For decades, the Jeep Wrangler has been unchallenged in the distinctive market segment of a capable off-road utility vehicle with a removable roof. Sure, there were other capable 4x4s, other soft-top 4x4s, but none quite captured the hearts and wallets of Americans quite like the Jeep. Now, much like in 1966, the Wrangler is about to get its most direct opponent yet—Ford’s reborn Bronco. We spied a camouflaged test mule in the Rockies, alongside a similarly disguised F-150.
From what we’ve been able to suss out so far, Ford isn’t playing playing around, either. The SUV’s focus appears to be exceptional off-road abilities, with a low-range crawl gear, Land Cruiser-like cutting brakes, and a whole slew of software-based features. Unlike the Wrangler, however, this hefty horse is rumored to forgo a front stick axle for a more livable independent front suspension, probably similar to the one seen on the Ranger Raptor, which is available in other markets outside of North America.

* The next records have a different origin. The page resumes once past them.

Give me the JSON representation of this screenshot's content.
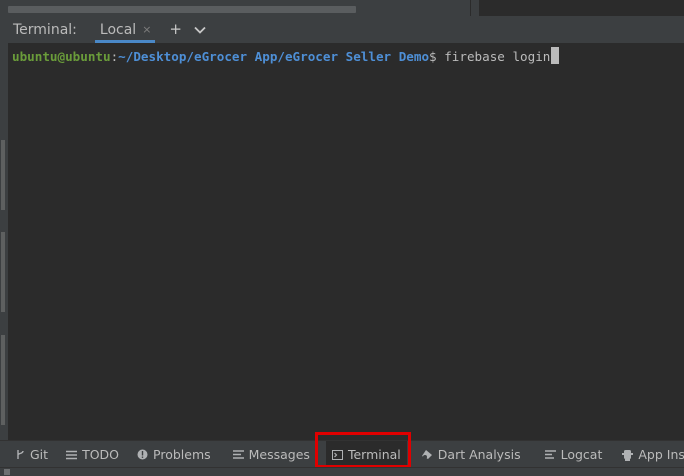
{
  "tool_window": {
    "title": "Terminal:",
    "tab_label": "Local",
    "tab_close": "×",
    "new_tab": "+",
    "dropdown": "⌄"
  },
  "terminal": {
    "user_host": "ubuntu@ubuntu",
    "colon": ":",
    "path": "~/Desktop/eGrocer App/eGrocer Seller Demo",
    "dollar": "$",
    "command": " firebase login"
  },
  "bottom_bar": {
    "items": [
      {
        "label": "Git",
        "icon": "git-branch-icon"
      },
      {
        "label": "TODO",
        "icon": "list-icon"
      },
      {
        "label": "Problems",
        "icon": "info-icon"
      },
      {
        "label": "Messages",
        "icon": "messages-icon"
      },
      {
        "label": "Terminal",
        "icon": "terminal-icon"
      },
      {
        "label": "Dart Analysis",
        "icon": "dart-analysis-icon"
      },
      {
        "label": "Logcat",
        "icon": "logcat-icon"
      },
      {
        "label": "App Inspec",
        "icon": "app-inspection-icon"
      }
    ],
    "active": "Terminal"
  },
  "colors": {
    "background": "#2b2b2b",
    "panel": "#3c3f41",
    "prompt_user": "#6a9c3a",
    "prompt_path": "#4e8fd6",
    "tab_underline": "#4a88c7",
    "highlight_box": "#e00000"
  }
}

All of those features are in addition to those offered on a Wrangler Rubicon, such as locking differentials and sway-bar disconnects. It should be noted that the F-150 Raptor and the Super Duty pickups with the Tremor Off-Road Package do not have locking front differentials. Instead, the front pumpkins on those trucks have limited-slip differentials.
Spotted in mountainous Breckenridge, Colorado, this mule and its equally wrapped totally mysterious pickup truck companion were probably undergoing high altitude testing. With an elevation of 9600 feet above sea level, Breckenridge is a good place for engineers to, perhaps, pause for a cigarette and some beautiful views after several loops on I-70. Both the Vail Pass and The Eisenhower Tunnel are a short drive away and present a significant climb to over 11,000 feet.
The Bronco’s its biggest secret is still its top, or rather several different tops. In all the spy photographs of this rig, the roof is the one section that has always been thickly padded, and these mules are no different. Looking at Wrangler and its three roof choices (soft top, hard top, and the Sky One-Touch Power top), all of them have a level compromise.
The Bronco’s retro-designed front end has an opening in the camouflage around the front bumper area. This is likely for the sensors and radars dedicated to the adaptive cruise control and emergency braking features. While the windshield appears to be extremely flat, we can’t confirm yet if it will fold down like on the Jeep Wrangler. The hood seems to be devoid of any tie-down points.
The rear of this buck is very similar to its rival from Toledo. The bumper has a cut-out for the spare tire and license plate mount of the left side. The reverse camera seems to protrude from the middle of the spare and the hitch receiver is neatly tucked under the bumper for maximum departure angle.
The design of removable doors in modern vehicle can present significant challenges for side-impact protection. Yet, despite always having removable doors, Jeep never quite solved the issue of side mirrors, which are attached to the Wrangler’s doors. Squint at these images and it becomes clear that the mirrors are attached to the base of the A-pillar, remaining independent of the doors.
Tires, both their size and type, are extremely important for any off-roader. Trail junkies will argue over narrow pizza-slicer tires versus wide tires, but this rig makes no secrets of its preference. Its Goodyear Wrangler tires appear to be of the 315/70, variety, mounted on what can be considered (by car standards) small, 17-inch wheels. Wheel options will surely be bead-lock capable. With this much rubber width and sidewall, this rig will likely have no issue rolling over whatever is in its path.
Assuming the aforementioned spec, this tire size translates into a 35-inch overall diameter, the same size tire as is on the Ford F-150 Raptor, but that truck uses BFGoodrich’s KO2 all-terrain rubber. The interesting bit is that this Goodyear Wrangler is one of the very few tires in that size that is available in D load rating, as opposed to the common load E. While a lower load rating does reduce the maximum payload, it also makes for a lighter tire. Interestingly, the thread pattern and sidewall protection of the Goodyears on this mystery rig do not match any tire that is currently offered by Goodyear. From the looks of it, the Bronco’s rubber will be a significant upsize from the Ranger Raptor, which has 285/70-17 tires. By comparison, the Jeep Wrangler Rubicon wears 33-inch tires, similar to that of the Ranger Raptor, both with load C rating. The Wrangler does have enough fender clearance to fit 35-inch tires without the need for a lift kit. Jeep offers a choice of all- and mud-terrain tires on the Rubicon.
The Ford Bronco will debut this July, while the F-150 is set to be revealed on June 25.